Your new medication regimen will be a team effort between your surgeon and your cardiologist. If you have any questions about medications prior to the follow-up appointment with your cardiologist, they should be directed to our office.
Following major surgery, recovery time varies by individual. However, most patients say that their energy level and appetite are back to a normal level 4 to 6 weeks after surgery.
Frequently, our patients experience difficulty falling asleep or staying asleep for long periods of time for the first few weeks after surgery. This is due to the effects of anesthesia on the circadian rhythm (the sleep-wake cycle of the body). This usually resolves 4 to 6 weeks after surgery.
Following surgery, you will need to take special care to protect the sternum (breastbone). You may chip/putt six weeks after surgery and may return to a full swing three months after surgery.
A crucial element to post-operative care following open-heart surgery is protecting the sternum (breastbone). Therefore, you may not lift/push/pull more than 5 to 10 pounds on discharge from the hospital. You may increase the amount lifted/pushed/pulled by ten pounds per month following surgery with a gradual increase to 50 pounds by six months after surgery. Walking is highly encouraged to the extent that your energy level will allow, gradually increasing the distance. Please set a comfortable pace. You should be able to easily carry on a conversation while walking. Other activity is dictated on a case-by-case basis.
During a typical post-operative course, most patients are in the hospital for 5 to 7 days following surgery. However, this can vary widely based on past medical history and the procedure performed.
Yes. One of the vessels commonly used in Coronary Artery Bypass Grafting (CABG) surgery is the internal mammary artery. Frequently, our patients complain of pain across their breasts.

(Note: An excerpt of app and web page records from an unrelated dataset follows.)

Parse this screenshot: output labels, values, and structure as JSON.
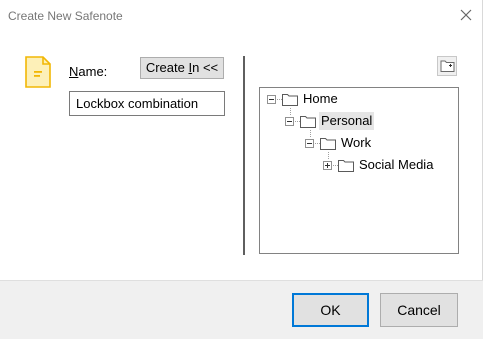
{
  "window": {
    "title": "Create New Safenote",
    "close_icon": "close-icon"
  },
  "form": {
    "name_label_mnemonic": "N",
    "name_label_rest": "ame:",
    "create_in_prefix": "Create ",
    "create_in_mnemonic": "I",
    "create_in_suffix": "n <<",
    "name_value": "Lockbox combination",
    "note_icon": "note-icon"
  },
  "tree": {
    "new_folder_icon": "new-folder-icon",
    "nodes": [
      {
        "label": "Home",
        "expanded": true,
        "selected": false
      },
      {
        "label": "Personal",
        "expanded": true,
        "selected": true
      },
      {
        "label": "Work",
        "expanded": true,
        "selected": false
      },
      {
        "label": "Social Media",
        "expanded": false,
        "selected": false
      }
    ]
  },
  "buttons": {
    "ok": "OK",
    "cancel": "Cancel"
  },
  "colors": {
    "note_icon_fill": "#fdf0b8",
    "note_icon_stroke": "#f2b705",
    "focus_border": "#0078d7"
  }
}
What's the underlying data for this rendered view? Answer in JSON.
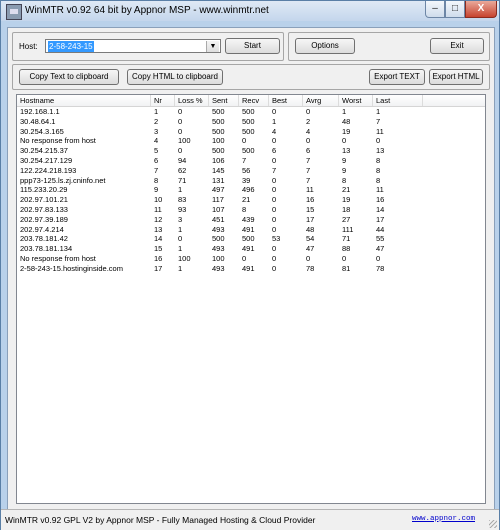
{
  "window": {
    "title": "WinMTR v0.92 64 bit by Appnor MSP - www.winmtr.net"
  },
  "caption_buttons": {
    "minimize": "–",
    "maximize": "□",
    "close": "X"
  },
  "host": {
    "label": "Host:",
    "value": "2-58-243-15"
  },
  "buttons": {
    "start": "Start",
    "options": "Options",
    "exit": "Exit",
    "copy_text": "Copy Text to clipboard",
    "copy_html": "Copy HTML to clipboard",
    "export_text": "Export TEXT",
    "export_html": "Export HTML"
  },
  "table": {
    "columns": [
      "Hostname",
      "Nr",
      "Loss %",
      "Sent",
      "Recv",
      "Best",
      "Avrg",
      "Worst",
      "Last"
    ],
    "rows": [
      [
        "192.168.1.1",
        "1",
        "0",
        "500",
        "500",
        "0",
        "0",
        "1",
        "1"
      ],
      [
        "30.48.64.1",
        "2",
        "0",
        "500",
        "500",
        "1",
        "2",
        "48",
        "7"
      ],
      [
        "30.254.3.165",
        "3",
        "0",
        "500",
        "500",
        "4",
        "4",
        "19",
        "11"
      ],
      [
        "No response from host",
        "4",
        "100",
        "100",
        "0",
        "0",
        "0",
        "0",
        "0"
      ],
      [
        "30.254.215.37",
        "5",
        "0",
        "500",
        "500",
        "6",
        "6",
        "13",
        "13"
      ],
      [
        "30.254.217.129",
        "6",
        "94",
        "106",
        "7",
        "0",
        "7",
        "9",
        "8"
      ],
      [
        "122.224.218.193",
        "7",
        "62",
        "145",
        "56",
        "7",
        "7",
        "9",
        "8"
      ],
      [
        "ppp73-125.ls.zj.cninfo.net",
        "8",
        "71",
        "131",
        "39",
        "0",
        "7",
        "8",
        "8"
      ],
      [
        "115.233.20.29",
        "9",
        "1",
        "497",
        "496",
        "0",
        "11",
        "21",
        "11"
      ],
      [
        "202.97.101.21",
        "10",
        "83",
        "117",
        "21",
        "0",
        "16",
        "19",
        "16"
      ],
      [
        "202.97.83.133",
        "11",
        "93",
        "107",
        "8",
        "0",
        "15",
        "18",
        "14"
      ],
      [
        "202.97.39.189",
        "12",
        "3",
        "451",
        "439",
        "0",
        "17",
        "27",
        "17"
      ],
      [
        "202.97.4.214",
        "13",
        "1",
        "493",
        "491",
        "0",
        "48",
        "111",
        "44"
      ],
      [
        "203.78.181.42",
        "14",
        "0",
        "500",
        "500",
        "53",
        "54",
        "71",
        "55"
      ],
      [
        "203.78.181.134",
        "15",
        "1",
        "493",
        "491",
        "0",
        "47",
        "88",
        "47"
      ],
      [
        "No response from host",
        "16",
        "100",
        "100",
        "0",
        "0",
        "0",
        "0",
        "0"
      ],
      [
        "2-58-243-15.hostinginside.com",
        "17",
        "1",
        "493",
        "491",
        "0",
        "78",
        "81",
        "78"
      ]
    ]
  },
  "statusbar": {
    "text": "WinMTR v0.92 GPL V2 by Appnor MSP - Fully Managed Hosting & Cloud Provider",
    "link": "www.appnor.com"
  }
}
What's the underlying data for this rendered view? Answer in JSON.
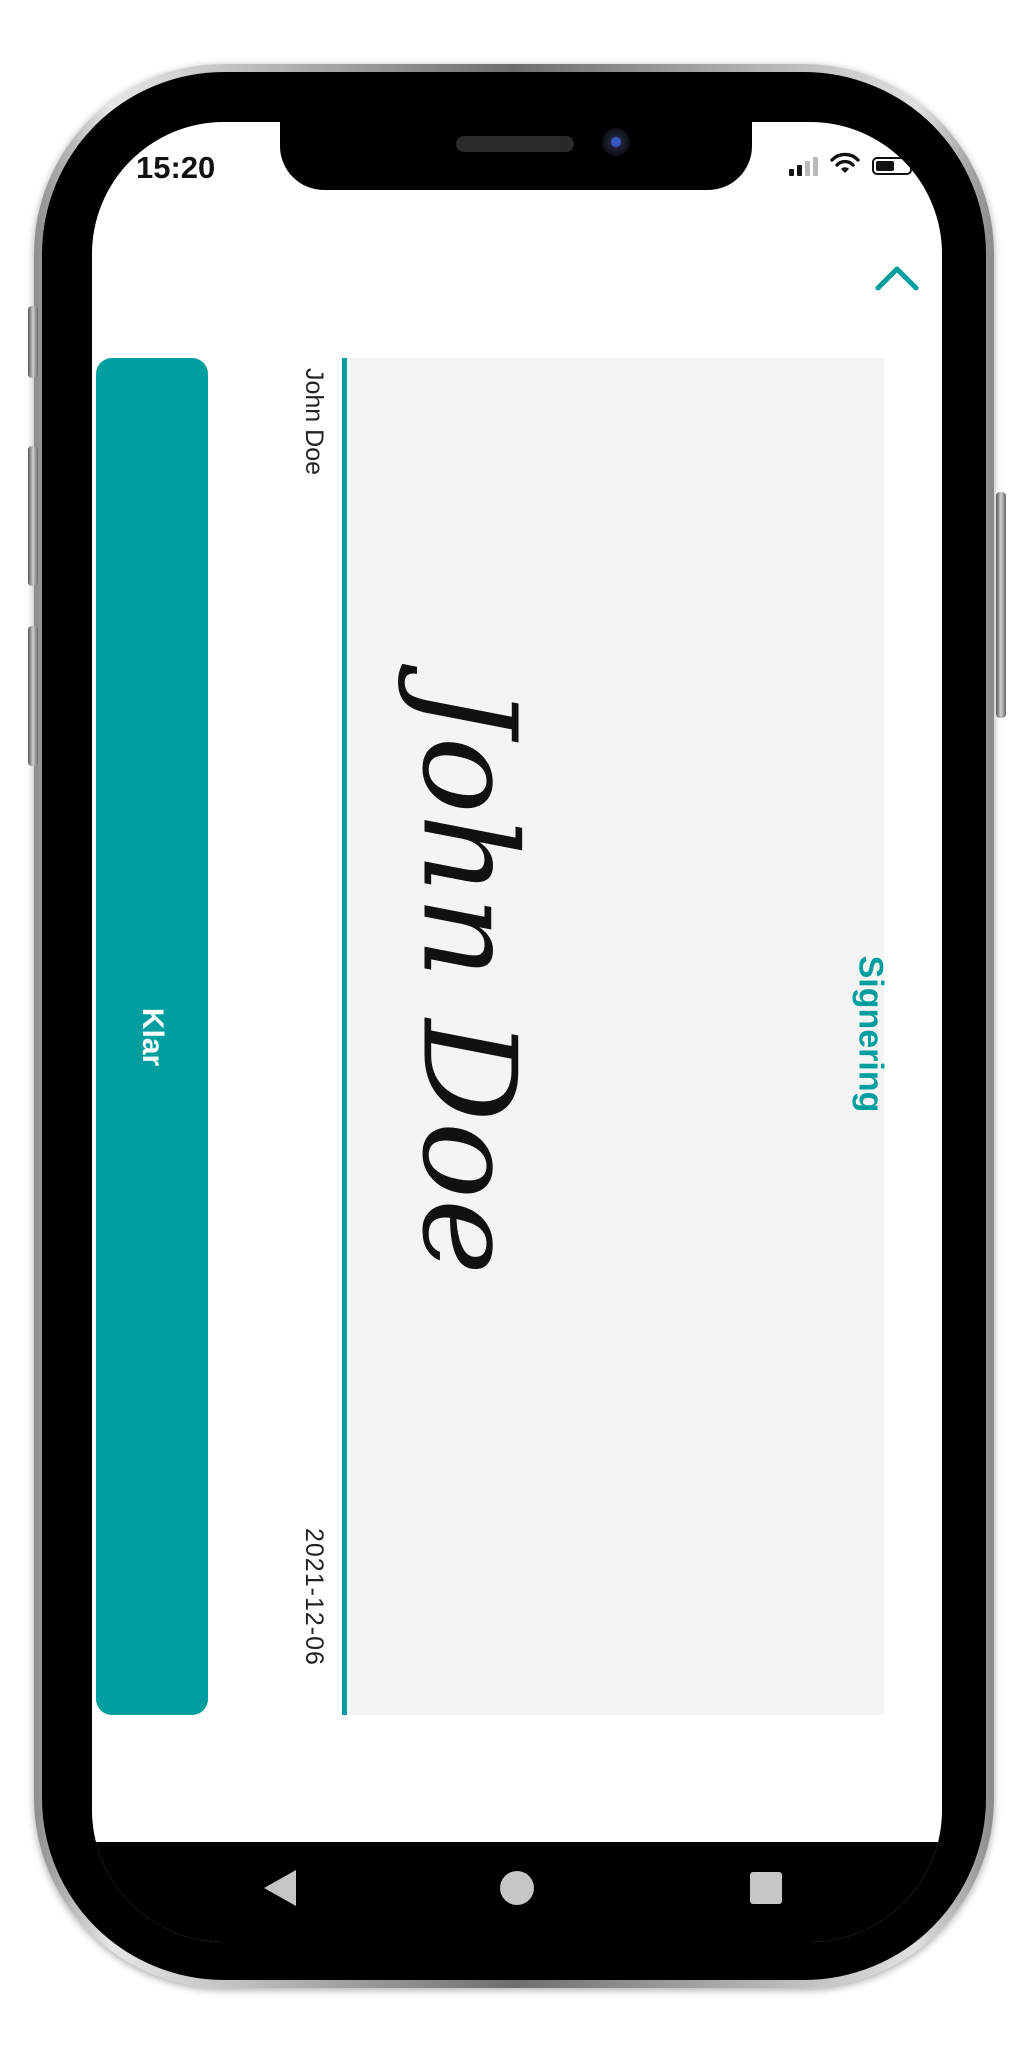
{
  "status_bar": {
    "time": "15:20",
    "signal_icon": "cellular-signal-icon",
    "wifi_icon": "wifi-icon",
    "battery_icon": "battery-icon",
    "battery_level": 0.55
  },
  "header": {
    "collapse_icon": "chevron-up-icon",
    "title": "Signering"
  },
  "signature": {
    "signer_name": "John Doe",
    "date": "2021-12-06",
    "signature_text": "John Doe"
  },
  "actions": {
    "done_label": "Klar"
  },
  "nav_bar": {
    "back_icon": "back-triangle-icon",
    "home_icon": "home-circle-icon",
    "recents_icon": "recents-square-icon"
  },
  "colors": {
    "accent": "#009e9e",
    "signature_panel": "#f4f4f4",
    "nav_bar": "#000000"
  }
}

Yes. Our patients frequently experience a wide variety of emotions following surgery, especially in unplanned surgeries. Emotions may vary day to day. You can help improve your mood by getting daily exercise, getting dressed each morning as you normally would, resuming social activities and assisting with simple tasks at home. Mended Hearts is a support group for patients who have undergone cardiac surgery. They can be reached at (843) 692-1432.
We encourage you to follow a low fat, low-cholesterol diet after surgery. Other diet recommendations are provided on an individual basis (please refer to individual discharge instructions). American Heart Association cookbooks are available at most bookstores.
Cardiac rehab is an essential part of the healing process following cardiac surgery. You will be cleared to start cardiac rehab at a facility of your choice during the post-operative follow-up appointment with your surgeon. Our office will assist with scheduling your cardiac rehab.
Wash your incisions daily in the shower using a clean washcloth and antibacterial soap. After showering, pat incisions dry with a clean towel. You should not apply lotions, creams, powders, or ointments to the incisions until they are completely healed with no open areas.
Patients frequently experience swelling in their legs during the first month after surgery. However, wearing the white compression hose and elevating your legs between walks aids in the decrease of swelling. Please weigh daily at about the same time each day. If you show a weight gain of more than two to three pounds for two consecutive days, please call our office.
Patients are asked to refrain from all sexual activity for three weeks following surgery. At that time, patients may resume sexual activity as long as the positioning does not endanger the sternum (breastbone).
Do not submerge incisions in standing water immediately after discharge from the hospital, as this may allow bacteria to enter. Swimming may be resumed 12 weeks after discharge if your sternum is stable and your physician determines that the incisions are healed. Spa use should be approved by your cardiologist prior to participation.